I was going to ask if Disqus even wanted to stay in business, when I asked myself (just now) how the company was even managing to make money. Take a look at our comment pages - no ads, which seems like plain, pure foolishness, because one needn't even have a staff to get advertising revenue off of a page. Even if one has no other options, one could install AdSense and get 50% of the ad revenue, which is better than nothing and so easy to get that individual bloggers have been known to make money this way, but Disqus doesn't even do that. Yet they're paying people to be on their staff, so where was the money coming from for that?
I found this reply from Daniel Ha, identified as a co-founder of Disqus.
Quoting Mr. Ha:
"Disqus makes money through a premium service called Disqus VIP, targeted exclusively at very large networks (sites include CNN, The Telegraph, IGN, Fox).
We plan to continue with premium services and extending it to different sizes of websites in the very near future."
Get the picture?
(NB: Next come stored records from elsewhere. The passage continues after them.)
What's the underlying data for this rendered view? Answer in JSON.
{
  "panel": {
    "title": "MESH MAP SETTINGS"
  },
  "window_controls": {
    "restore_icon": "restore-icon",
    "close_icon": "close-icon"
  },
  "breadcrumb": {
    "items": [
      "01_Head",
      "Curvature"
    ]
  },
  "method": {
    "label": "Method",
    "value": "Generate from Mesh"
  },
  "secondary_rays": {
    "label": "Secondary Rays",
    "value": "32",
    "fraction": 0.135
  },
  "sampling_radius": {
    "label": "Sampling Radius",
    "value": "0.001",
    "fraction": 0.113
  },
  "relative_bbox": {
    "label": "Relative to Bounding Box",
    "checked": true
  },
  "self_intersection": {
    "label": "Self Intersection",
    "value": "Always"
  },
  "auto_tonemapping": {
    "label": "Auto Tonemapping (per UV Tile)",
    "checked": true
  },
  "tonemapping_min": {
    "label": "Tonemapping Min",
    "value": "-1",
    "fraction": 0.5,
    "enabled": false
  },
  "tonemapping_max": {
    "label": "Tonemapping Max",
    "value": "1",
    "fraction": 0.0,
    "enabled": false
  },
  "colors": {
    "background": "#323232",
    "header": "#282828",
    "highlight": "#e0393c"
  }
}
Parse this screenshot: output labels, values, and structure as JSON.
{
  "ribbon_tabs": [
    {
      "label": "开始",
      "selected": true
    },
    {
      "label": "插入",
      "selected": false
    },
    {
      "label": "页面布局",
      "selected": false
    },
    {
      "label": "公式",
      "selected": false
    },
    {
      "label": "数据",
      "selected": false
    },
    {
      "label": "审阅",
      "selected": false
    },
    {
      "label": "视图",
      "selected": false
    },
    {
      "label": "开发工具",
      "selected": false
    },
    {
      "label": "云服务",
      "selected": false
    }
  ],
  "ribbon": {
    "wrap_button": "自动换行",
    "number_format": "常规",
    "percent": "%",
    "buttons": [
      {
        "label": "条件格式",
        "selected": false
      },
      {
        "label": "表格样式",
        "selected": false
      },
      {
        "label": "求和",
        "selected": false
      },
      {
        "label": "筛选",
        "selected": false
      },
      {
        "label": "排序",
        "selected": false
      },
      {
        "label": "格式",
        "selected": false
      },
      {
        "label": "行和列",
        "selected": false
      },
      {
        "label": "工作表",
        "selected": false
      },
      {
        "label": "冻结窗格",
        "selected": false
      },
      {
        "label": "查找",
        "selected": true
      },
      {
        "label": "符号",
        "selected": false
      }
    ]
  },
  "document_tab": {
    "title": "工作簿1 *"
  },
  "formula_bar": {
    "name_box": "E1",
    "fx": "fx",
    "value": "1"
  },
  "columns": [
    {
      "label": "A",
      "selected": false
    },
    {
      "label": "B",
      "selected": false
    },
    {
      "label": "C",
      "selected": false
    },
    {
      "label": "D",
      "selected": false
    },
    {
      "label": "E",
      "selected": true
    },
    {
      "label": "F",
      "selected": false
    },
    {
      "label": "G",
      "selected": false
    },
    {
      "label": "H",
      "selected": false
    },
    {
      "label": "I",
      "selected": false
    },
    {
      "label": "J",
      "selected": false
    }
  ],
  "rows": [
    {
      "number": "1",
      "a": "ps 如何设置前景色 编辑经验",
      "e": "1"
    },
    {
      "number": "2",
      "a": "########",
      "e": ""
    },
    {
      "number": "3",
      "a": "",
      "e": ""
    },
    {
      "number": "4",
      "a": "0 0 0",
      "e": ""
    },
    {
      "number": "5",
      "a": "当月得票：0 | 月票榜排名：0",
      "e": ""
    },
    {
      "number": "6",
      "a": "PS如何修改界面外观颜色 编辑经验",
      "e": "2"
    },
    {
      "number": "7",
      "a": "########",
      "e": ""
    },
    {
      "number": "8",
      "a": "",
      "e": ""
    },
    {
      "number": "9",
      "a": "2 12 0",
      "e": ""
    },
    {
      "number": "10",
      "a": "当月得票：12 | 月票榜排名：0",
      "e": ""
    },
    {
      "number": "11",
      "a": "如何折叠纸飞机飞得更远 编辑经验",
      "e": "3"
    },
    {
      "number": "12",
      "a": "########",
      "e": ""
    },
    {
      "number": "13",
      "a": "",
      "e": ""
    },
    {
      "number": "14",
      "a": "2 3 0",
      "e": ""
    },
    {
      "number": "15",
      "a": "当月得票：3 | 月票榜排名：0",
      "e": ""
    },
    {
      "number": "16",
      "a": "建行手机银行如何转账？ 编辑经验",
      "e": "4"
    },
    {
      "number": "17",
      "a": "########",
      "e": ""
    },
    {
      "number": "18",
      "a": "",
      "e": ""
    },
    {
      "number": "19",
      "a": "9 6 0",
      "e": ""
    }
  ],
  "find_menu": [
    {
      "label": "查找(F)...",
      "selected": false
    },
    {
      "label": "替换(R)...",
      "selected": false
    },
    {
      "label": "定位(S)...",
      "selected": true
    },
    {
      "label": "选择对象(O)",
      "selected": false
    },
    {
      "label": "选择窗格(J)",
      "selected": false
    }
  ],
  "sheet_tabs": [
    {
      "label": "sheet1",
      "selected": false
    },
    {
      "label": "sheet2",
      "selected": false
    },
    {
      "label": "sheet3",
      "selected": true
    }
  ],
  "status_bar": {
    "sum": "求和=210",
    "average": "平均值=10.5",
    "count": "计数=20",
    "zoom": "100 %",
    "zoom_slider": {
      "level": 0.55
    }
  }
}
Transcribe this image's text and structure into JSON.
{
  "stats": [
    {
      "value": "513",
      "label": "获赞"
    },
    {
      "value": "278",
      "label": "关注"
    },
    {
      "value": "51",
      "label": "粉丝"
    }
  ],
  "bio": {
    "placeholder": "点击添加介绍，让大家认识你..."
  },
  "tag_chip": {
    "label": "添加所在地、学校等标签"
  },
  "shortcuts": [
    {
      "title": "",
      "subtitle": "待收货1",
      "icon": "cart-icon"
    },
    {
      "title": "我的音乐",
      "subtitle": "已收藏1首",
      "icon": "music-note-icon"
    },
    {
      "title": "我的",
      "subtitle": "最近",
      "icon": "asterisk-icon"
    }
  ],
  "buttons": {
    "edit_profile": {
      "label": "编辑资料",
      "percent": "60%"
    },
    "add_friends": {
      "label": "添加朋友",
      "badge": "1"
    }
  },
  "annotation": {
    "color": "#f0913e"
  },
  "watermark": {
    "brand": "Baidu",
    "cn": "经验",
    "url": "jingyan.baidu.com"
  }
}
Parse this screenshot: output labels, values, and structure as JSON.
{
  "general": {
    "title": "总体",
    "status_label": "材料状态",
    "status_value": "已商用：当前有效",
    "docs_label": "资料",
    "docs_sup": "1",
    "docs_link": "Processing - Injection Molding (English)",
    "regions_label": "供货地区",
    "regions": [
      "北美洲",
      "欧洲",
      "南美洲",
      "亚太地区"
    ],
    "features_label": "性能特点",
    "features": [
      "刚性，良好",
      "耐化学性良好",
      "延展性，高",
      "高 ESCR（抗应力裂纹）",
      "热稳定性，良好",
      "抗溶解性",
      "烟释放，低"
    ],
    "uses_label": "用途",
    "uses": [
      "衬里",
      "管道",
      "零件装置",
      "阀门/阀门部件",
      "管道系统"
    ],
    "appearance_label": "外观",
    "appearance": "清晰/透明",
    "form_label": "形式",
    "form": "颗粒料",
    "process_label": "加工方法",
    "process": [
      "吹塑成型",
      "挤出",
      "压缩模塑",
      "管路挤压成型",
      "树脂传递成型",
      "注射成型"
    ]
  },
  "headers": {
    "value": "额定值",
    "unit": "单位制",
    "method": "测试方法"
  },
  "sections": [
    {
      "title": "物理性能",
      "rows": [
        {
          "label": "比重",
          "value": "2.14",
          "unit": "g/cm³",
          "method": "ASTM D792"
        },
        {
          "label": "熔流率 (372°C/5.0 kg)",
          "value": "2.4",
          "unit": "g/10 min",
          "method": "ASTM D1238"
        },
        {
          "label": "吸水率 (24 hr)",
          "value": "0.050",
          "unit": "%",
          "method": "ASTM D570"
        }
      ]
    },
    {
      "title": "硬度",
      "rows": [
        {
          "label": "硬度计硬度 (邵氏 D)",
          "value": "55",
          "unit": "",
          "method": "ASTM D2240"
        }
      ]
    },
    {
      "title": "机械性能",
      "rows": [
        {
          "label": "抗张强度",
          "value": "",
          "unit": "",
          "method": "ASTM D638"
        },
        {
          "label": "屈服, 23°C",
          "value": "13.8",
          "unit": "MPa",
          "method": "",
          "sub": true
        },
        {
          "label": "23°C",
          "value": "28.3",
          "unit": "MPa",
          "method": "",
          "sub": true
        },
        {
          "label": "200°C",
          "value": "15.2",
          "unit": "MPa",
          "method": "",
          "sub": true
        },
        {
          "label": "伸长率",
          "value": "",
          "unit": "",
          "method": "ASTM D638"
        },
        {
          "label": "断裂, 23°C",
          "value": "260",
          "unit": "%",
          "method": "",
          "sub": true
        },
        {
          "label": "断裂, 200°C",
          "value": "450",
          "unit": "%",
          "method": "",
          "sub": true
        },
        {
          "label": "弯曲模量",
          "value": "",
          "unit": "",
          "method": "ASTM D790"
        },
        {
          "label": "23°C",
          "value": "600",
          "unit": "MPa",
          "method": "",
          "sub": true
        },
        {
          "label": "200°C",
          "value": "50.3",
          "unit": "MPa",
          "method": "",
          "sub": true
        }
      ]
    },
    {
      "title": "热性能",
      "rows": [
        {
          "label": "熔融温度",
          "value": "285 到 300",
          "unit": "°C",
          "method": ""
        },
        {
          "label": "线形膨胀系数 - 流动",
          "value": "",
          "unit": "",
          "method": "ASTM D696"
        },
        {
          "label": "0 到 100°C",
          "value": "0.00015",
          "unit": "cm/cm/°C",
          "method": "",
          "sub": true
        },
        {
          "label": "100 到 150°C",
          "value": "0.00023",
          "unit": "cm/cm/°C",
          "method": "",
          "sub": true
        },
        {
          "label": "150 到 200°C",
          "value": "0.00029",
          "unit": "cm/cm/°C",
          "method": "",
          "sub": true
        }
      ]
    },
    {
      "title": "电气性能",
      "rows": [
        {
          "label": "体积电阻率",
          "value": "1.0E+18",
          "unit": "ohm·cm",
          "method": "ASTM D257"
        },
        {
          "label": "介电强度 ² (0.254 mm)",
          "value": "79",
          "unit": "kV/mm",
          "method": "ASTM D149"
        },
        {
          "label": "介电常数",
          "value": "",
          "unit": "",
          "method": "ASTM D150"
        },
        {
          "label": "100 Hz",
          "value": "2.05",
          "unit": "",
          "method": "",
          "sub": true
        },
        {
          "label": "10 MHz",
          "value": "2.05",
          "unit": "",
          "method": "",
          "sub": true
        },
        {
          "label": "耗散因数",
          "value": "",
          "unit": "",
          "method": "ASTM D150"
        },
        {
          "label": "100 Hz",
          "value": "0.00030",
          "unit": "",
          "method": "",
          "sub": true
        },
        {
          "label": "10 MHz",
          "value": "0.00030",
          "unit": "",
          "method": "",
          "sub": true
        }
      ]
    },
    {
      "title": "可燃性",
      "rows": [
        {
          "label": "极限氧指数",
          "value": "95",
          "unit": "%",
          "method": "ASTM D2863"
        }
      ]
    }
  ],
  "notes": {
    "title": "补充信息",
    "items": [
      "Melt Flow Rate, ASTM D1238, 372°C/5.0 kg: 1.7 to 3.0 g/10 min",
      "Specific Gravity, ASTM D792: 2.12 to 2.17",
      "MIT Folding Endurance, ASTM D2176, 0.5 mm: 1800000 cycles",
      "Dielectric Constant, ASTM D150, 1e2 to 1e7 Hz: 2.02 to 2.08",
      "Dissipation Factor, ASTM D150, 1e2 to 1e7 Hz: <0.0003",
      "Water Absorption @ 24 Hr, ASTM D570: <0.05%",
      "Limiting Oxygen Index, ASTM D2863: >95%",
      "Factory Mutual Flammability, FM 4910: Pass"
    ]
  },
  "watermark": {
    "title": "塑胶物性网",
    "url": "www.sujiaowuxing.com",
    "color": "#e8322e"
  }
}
As free users, we're not seen as being customers in any sense, because Disqus doesn't want to bother to try to make money off of traffic. Disqus was pretending to serve us, only to get us to install their product on our sites in order to give them free advertising, in order to attract the attention of the people running those "very large networks." Now that they have that attention, Disqus couldn't care less about the experience the suckers who installed their product as free users are going to have.
How lovely, but not really atypical, I suppose. The attitude that content creation is not real work seems to be common throughout the Internet. Perhaps by showing that it doesn't give a damn about the individual blogger, Disqus helps to do him a favor (however unintentionally) by discouraging him from blogging in the first place. If the people to whom we'd have to entrust our data have no respect for us or what we do, how safe would our content be on any of these services, anyway?
Maybe we should just see the Internet as a promising sounding idea that was killed by corporate greed, arrogance and stupidity, and move on. Talking to people who are far better established as bloggers than I am, I hear that even successful blogs will get maybe seven hits per day for a while, and then have to move because some crank flagged them and the support staff didn't want to deal with any drama. If, on the other hand, I take something I wrote to the open mike at the Green Mill on Sunday, I can get at least a hundred people in the audience (even in mid-winter), with no censorship of any sort taking place.
Which sounds like a better deal?"
An uncomfortably good question, I'm afraid.